John Steinbeck said something about his books being dead to him once they’ve been published. That’s close to my experience; I’ve felt very little ownership of the book ever since I did my last creative work on it nearly three years ago.
I feel about the characters in Broken the way I imagine feeling about kids who are off at college or touring Europe: they’re good kids; they’re making good friends, good grades, responsible choices; they’re doing well, and I’m happy for them. I don’t feel the need to check in every day so that they can tell me what a wonderful mother I am.
Amy Tan wrote a great essay in her book, The Opposite of Fate called “Angst and the Second Novel.” She recounts hilariously her experiences in the wake of her first novel – which was wildly successful – and the throwaway comment she heard over and over again from friends and colleagues: that second novels are doomed, particularly if a first novel was a hit.
It makes sense. If a writer has only written one other book, there’s no other basis for comparison. I’m still building my body of work. Having only written two novels is probably a little like having two kids: it’s hard not to label one kid as “bad’ and the other kid as “good,” to polarize your creative efforts. My second book is different than my first, although it shares many of the same preoccupations. Will it be better than Broken? Or not as good? I’ll have to leave that to the reader. I’m extremely lucky in that I have a brilliant editor; whatever failures are in the first draft will be entirely my doing; whatever successes occur during the rewriting process will be hers.
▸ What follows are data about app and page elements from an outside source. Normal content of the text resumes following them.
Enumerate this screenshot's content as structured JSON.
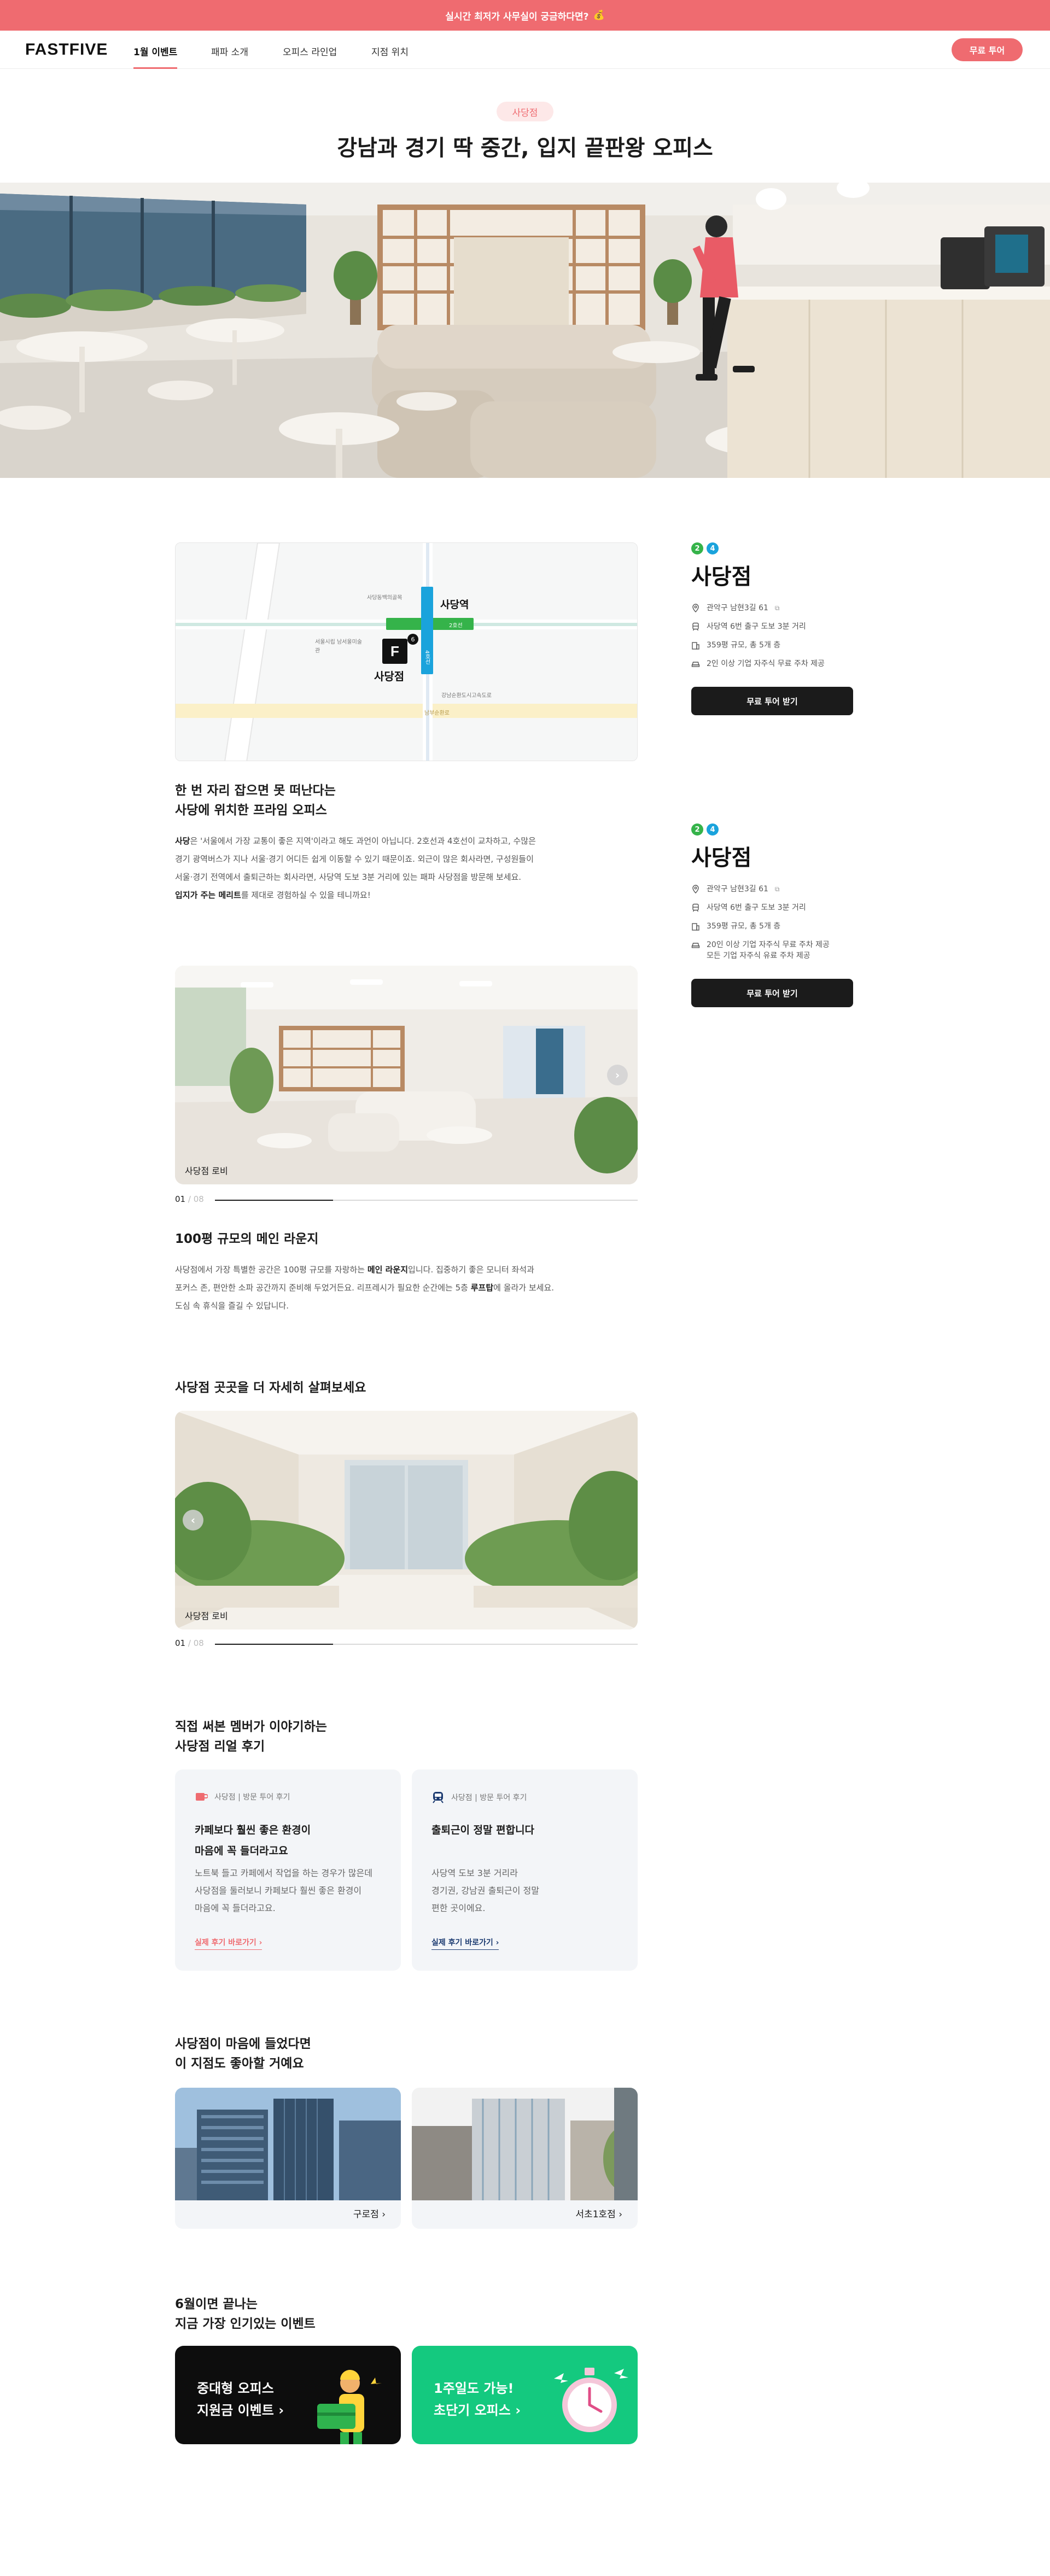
{
  "banner": {
    "text": "실시간 최저가 사무실이 궁금하다면?",
    "emoji": "💰"
  },
  "nav": {
    "logo": "FASTFIVE",
    "items": [
      "1월 이벤트",
      "패파 소개",
      "오피스 라인업",
      "지점 위치"
    ],
    "cta": "무료 투어"
  },
  "hero": {
    "chip": "사당점",
    "title": "강남과 경기 딱 중간, 입지 끝판왕 오피스"
  },
  "map": {
    "station": "사당역",
    "branch_mark": "F",
    "branch": "사당점",
    "labels": [
      "사당동백의골목",
      "서울시립 남서울미술관",
      "강남순환도시고속도로"
    ],
    "line2": "2호선",
    "line4": "4호선",
    "road": "남부순환로",
    "exit": "6"
  },
  "intro": {
    "title_line1": "한 번 자리 잡으면 못 떠난다는",
    "title_line2": "사당에 위치한 프라임 오피스",
    "p1_bold": "사당",
    "p1": "은 '서울에서 가장 교통이 좋은 지역'이라고 해도 과언이 아닙니다. 2호선과 4호선이 교차하고, 수많은",
    "p2": "경기 광역버스가 지나 서울·경기 어디든 쉽게 이동할 수 있기 때문이죠. 외근이 많은 회사라면, 구성원들이",
    "p3": "서울·경기 전역에서 출퇴근하는 회사라면, 사당역 도보 3분 거리에 있는 패파 사당점을 방문해 보세요.",
    "p4_bold": "입지가 주는 메리트",
    "p4": "를 제대로 경험하실 수 있을 테니까요!"
  },
  "side": {
    "card1": {
      "lines": [
        "2",
        "4"
      ],
      "name": "사당점",
      "rows": [
        "관악구 남현3길 61",
        "사당역 6번 출구 도보 3분 거리",
        "359평 규모, 총 5개 층",
        "2인 이상 기업 자주식 무료 주차 제공"
      ],
      "button": "무료 투어 받기"
    },
    "card2": {
      "lines": [
        "2",
        "4"
      ],
      "name": "사당점",
      "rows": [
        "관악구 남현3길 61",
        "사당역 6번 출구 도보 3분 거리",
        "359평 규모, 총 5개 층",
        "20인 이상 기업 자주식 무료 주차 제공",
        "모든 기업 자주식 유료 주차 제공"
      ],
      "button": "무료 투어 받기"
    }
  },
  "gallery1": {
    "caption": "사당점 로비",
    "page_current": "01",
    "page_total": "08",
    "progress": 0.28,
    "title": "100평 규모의 메인 라운지",
    "p1a": "사당점에서 가장 특별한 공간은 100평 규모를 자랑하는 ",
    "p1b": "메인 라운지",
    "p1c": "입니다.  집중하기 좋은 모니터 좌석과",
    "p2a": "포커스 존, 편안한 소파 공간까지 준비해 두었거든요. 리프레시가 필요한 순간에는 5층 ",
    "p2b": "루프탑",
    "p2c": "에 올라가 보세요.",
    "p3": "도심 속 휴식을 즐길 수 있답니다."
  },
  "gallery2": {
    "title": "사당점 곳곳을 더 자세히 살펴보세요",
    "caption": "사당점 로비",
    "page_current": "01",
    "page_total": "08",
    "progress": 0.28
  },
  "reviews": {
    "title_line1": "직접 써본 멤버가 이야기하는",
    "title_line2": "사당점 리얼 후기",
    "items": [
      {
        "meta": "사당점 | 방문 투어 후기",
        "title1": "카페보다 훨씬 좋은 환경이",
        "title2": "마음에 꼭 들더라고요",
        "text1": "노트북 들고 카페에서 작업을 하는 경우가 많은데",
        "text2": "사당점을 둘러보니 카페보다 훨씬 좋은 환경이",
        "text3": "마음에 꼭 들더라고요.",
        "link": "실제 후기 바로가기 ›",
        "color": "#ef6b70"
      },
      {
        "meta": "사당점 | 방문 투어 후기",
        "title1": "출퇴근이 정말 편합니다",
        "title2": "",
        "text1": "사당역 도보 3분 거리라",
        "text2": "경기권, 강남권 출퇴근이 정말",
        "text3": "편한 곳이에요.",
        "link": "실제 후기 바로가기 ›",
        "color": "#1b3a70"
      }
    ]
  },
  "recommend": {
    "title_line1": "사당점이 마음에 들었다면",
    "title_line2": "이 지점도 좋아할 거예요",
    "items": [
      {
        "label": "구로점 ›"
      },
      {
        "label": "서초1호점 ›"
      }
    ]
  },
  "events": {
    "title_line1": "6월이면 끝나는",
    "title_line2": "지금 가장 인기있는 이벤트",
    "items": [
      {
        "line1": "중대형 오피스",
        "line2": "지원금 이벤트  ›",
        "bg": "#0d0d0d"
      },
      {
        "line1": "1주일도 가능!",
        "line2": "초단기 오피스  ›",
        "bg": "#14c97f"
      }
    ]
  },
  "colors": {
    "accent": "#ef6b70",
    "line2": "#35b34a",
    "line4": "#1aa3dc",
    "dark": "#1b1b1b"
  }
}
All I can say is that I’m trying to be the very best writer that I can be; my best will hopefully improve with each book. Working on my second novel has been just as difficult, if not more difficult than writing Broken. As my craft has improved, my standards have become more stringent. Also, I’m the sort of person who’s hard-wired for guilt and thus far more likely to be found sitting at my desk than sitting on my laurels.
I’ve definitely brought just as much heart and soul to the process of writing the second book. Sing Them Home is about grief, and it’s been unexpectedly shadowed by the loss of both of my parents.
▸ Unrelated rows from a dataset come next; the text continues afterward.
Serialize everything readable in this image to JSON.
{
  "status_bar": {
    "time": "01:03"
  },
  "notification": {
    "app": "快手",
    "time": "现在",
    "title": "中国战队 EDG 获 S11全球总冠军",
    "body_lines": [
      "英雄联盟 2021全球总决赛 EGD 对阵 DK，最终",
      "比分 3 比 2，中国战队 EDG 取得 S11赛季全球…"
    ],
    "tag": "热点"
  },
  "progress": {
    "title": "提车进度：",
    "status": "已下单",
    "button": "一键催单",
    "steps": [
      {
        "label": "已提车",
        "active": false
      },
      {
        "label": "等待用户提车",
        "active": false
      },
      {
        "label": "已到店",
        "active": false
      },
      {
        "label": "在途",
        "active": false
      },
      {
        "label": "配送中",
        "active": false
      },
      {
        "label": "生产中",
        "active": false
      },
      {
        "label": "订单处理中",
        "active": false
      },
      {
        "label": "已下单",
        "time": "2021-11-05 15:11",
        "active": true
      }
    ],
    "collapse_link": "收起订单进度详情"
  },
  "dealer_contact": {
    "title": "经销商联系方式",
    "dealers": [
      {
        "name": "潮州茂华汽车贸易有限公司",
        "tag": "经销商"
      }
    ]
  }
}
In a way, I’m hoping to escape the second-novel curse; for years I believed that Sing was the novel I’d write first. I’ve been keeping a file of notes on this book since 1996, and the original idea arose from a 1974 National Geographic photo which was taken in a tornado-ravaged field in Nebraska; they story behind that photo involves some dear friends of my family’s. I’ve been toting this book around in my head and my heart for a long time.
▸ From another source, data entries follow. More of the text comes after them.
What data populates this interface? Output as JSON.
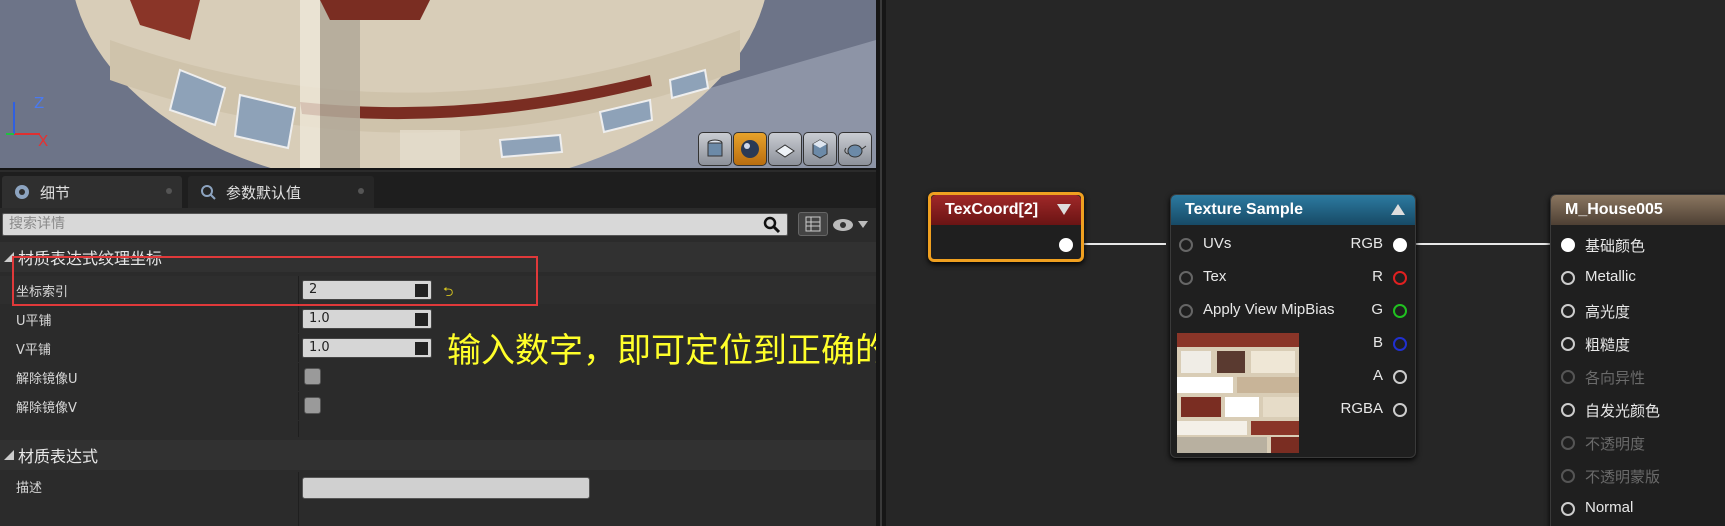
{
  "viewport": {
    "axis_z": "Z",
    "axis_x": "X",
    "preview_buttons": [
      "cylinder-icon",
      "sphere-icon",
      "plane-icon",
      "cube-icon",
      "teapot-icon"
    ],
    "active_preview": "sphere-icon"
  },
  "tabs": [
    {
      "label": "细节",
      "icon": "details-icon"
    },
    {
      "label": "参数默认值",
      "icon": "parameter-icon"
    }
  ],
  "search": {
    "placeholder": "搜索详情"
  },
  "sections": {
    "texcoord_title": "材质表达式纹理坐标",
    "expression_title": "材质表达式"
  },
  "properties": {
    "coord_index": {
      "label": "坐标索引",
      "value": "2"
    },
    "u_tiling": {
      "label": "U平铺",
      "value": "1.0"
    },
    "v_tiling": {
      "label": "V平铺",
      "value": "1.0"
    },
    "unmirror_u": {
      "label": "解除镜像U",
      "checked": false
    },
    "unmirror_v": {
      "label": "解除镜像V",
      "checked": false
    },
    "description": {
      "label": "描述",
      "value": ""
    }
  },
  "annotation": "输入数字，即可定位到正确的UV通道",
  "nodes": {
    "texcoord": {
      "title": "TexCoord[2]",
      "color": "#8b1d1d"
    },
    "texture_sample": {
      "title": "Texture Sample",
      "color": "#1f5b7c",
      "inputs": [
        "UVs",
        "Tex",
        "Apply View MipBias"
      ],
      "outputs": [
        {
          "label": "RGB",
          "color": "#ffffff"
        },
        {
          "label": "R",
          "color": "#e02020"
        },
        {
          "label": "G",
          "color": "#20c020"
        },
        {
          "label": "B",
          "color": "#2030d0"
        },
        {
          "label": "A",
          "color": "#cccccc"
        },
        {
          "label": "RGBA",
          "color": "#cccccc"
        }
      ]
    },
    "material": {
      "title": "M_House005",
      "color": "#6a5a48",
      "inputs": [
        {
          "label": "基础颜色",
          "enabled": true
        },
        {
          "label": "Metallic",
          "enabled": true
        },
        {
          "label": "高光度",
          "enabled": true
        },
        {
          "label": "粗糙度",
          "enabled": true
        },
        {
          "label": "各向异性",
          "enabled": false
        },
        {
          "label": "自发光颜色",
          "enabled": true
        },
        {
          "label": "不透明度",
          "enabled": false
        },
        {
          "label": "不透明蒙版",
          "enabled": false
        },
        {
          "label": "Normal",
          "enabled": true
        }
      ]
    }
  }
}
I’ve been powerfully affected by all my careers; my life in the theatre, although not a particularly successful one, has had a profound effect on my life as a writer, and continues to do so. As an only child and a person who thrives on being alone in a room, I’m certainly better temperamentally suited for the life of a writer; so in the sense that the theatre is such an intrinsically “clubby” and social profession made it challenging for me.
But writing is easily the hardest creative work I’ve ever done. And unbelievable as it seems, twenty years onstage as an actor in no way prepared me for the terrifying experience of my first reading. Speaking one’s own words is quite different from speaking someone else’s.
*Since I first responded to these questions, my rambunctious sons were carousing around the living room one day and knocked over the thirty-dollar vase. I was very upset. I moved the vase into the kitchen with the intent of putting it outside with all the other crockery accidents, and then retreated to my bedroom to mope and knit. Half an hour later, noting an odd stillness in the house, I came back into the kitchen to find my younger son repairing the vase with hot glue. It has been returned to its place of prominence on the mantelpiece, an homage to brokenness, and to the reparative power of love.